Don’t wait until you’re experiencing burnout to start looking after yourself- it’s no secret that the world is capable of being a rough place, and you deserve just as much as anyone else to be kind to, and gentle with yourself, and you don’t need to be actually burnt-out or nearing burn out to justify taking some time alone to recharge. Don’t let anyone tell you that self-care is unproductive, because it absolutely is productive! When I’m needing time to myself, I’ll usually watch gentle, low-energy YouTube videos in bed (if time allows), or I’ll listen to Jimi Hendrix, Motorhead at high volumes- for some reason I find loud guitar music soothing.
It’s also okay if you need to take alone time away from socialising (where applicable), good friends should be respectful of your need to take time to yourself, and by looking after yourself, you’ll be able to socialise more readily and you’ll get much more out of the time you do spend with friends and/or family!

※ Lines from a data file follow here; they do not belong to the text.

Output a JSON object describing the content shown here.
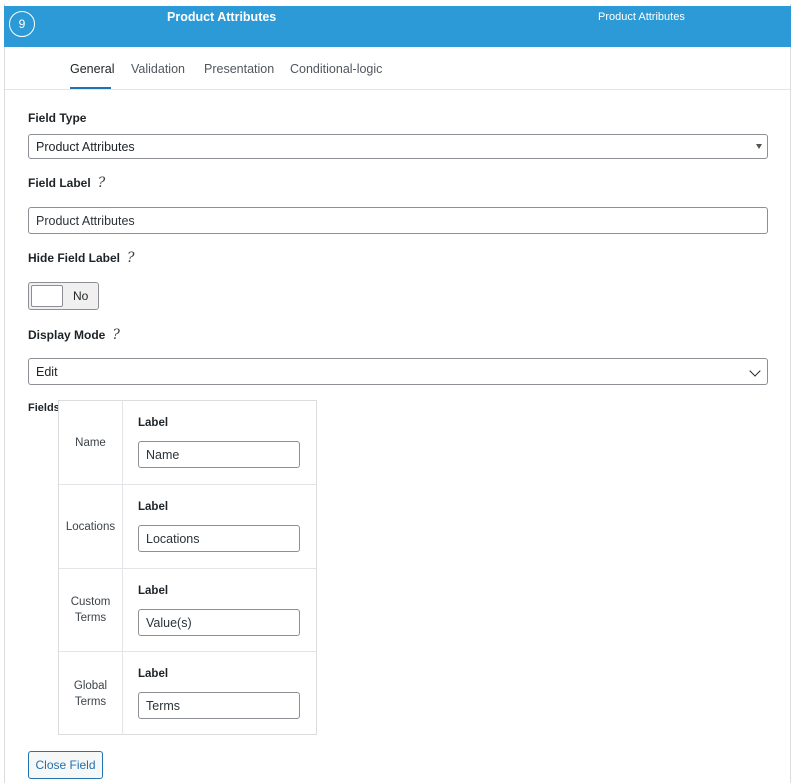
{
  "header": {
    "order": "9",
    "title": "Product Attributes",
    "type": "Product Attributes"
  },
  "tabs": [
    {
      "label": "General",
      "active": true
    },
    {
      "label": "Validation",
      "active": false
    },
    {
      "label": "Presentation",
      "active": false
    },
    {
      "label": "Conditional-logic",
      "active": false
    }
  ],
  "general": {
    "field_type": {
      "label": "Field Type",
      "value": "Product Attributes"
    },
    "field_label": {
      "label": "Field Label",
      "value": "Product Attributes"
    },
    "hide_field_label": {
      "label": "Hide Field Label",
      "value": "No"
    },
    "display_mode": {
      "label": "Display Mode",
      "value": "Edit"
    },
    "fields": {
      "label": "Fields",
      "rows": [
        {
          "name": "Name",
          "label": "Label",
          "value": "Name"
        },
        {
          "name": "Locations",
          "label": "Label",
          "value": "Locations"
        },
        {
          "name": "Custom Terms",
          "label": "Label",
          "value": "Value(s)"
        },
        {
          "name": "Global Terms",
          "label": "Label",
          "value": "Terms"
        }
      ]
    }
  },
  "help_glyph": "?",
  "close_button": "Close Field",
  "colors": {
    "header_bg": "#2c9ad7",
    "accent": "#2271b1"
  }
}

Remember that you deserve kindness- you deserve kindness from others, and you deserve to be kind to yourself.
This article was pieced together by ally, who is autistic herself, and has her own personal blog, pally.ally.writes where they write on psychology, neurodiversity, and life. The content post was co-authored by ally and four other autistic adults who all have a range of lived experience(s) of burnout: Finn, Xander, R., and Mark. Finn and Xander actually helped in the initial construction of Practical Neurodiversity before ally, Finn, and Xander all experienced burnout themselves to different degrees and had to put the project on hold. There is an irony that this was one of the only posts from their initial drafts months ago, finally being published, and it is a wonderful thing to be able to finally bring it all together to post.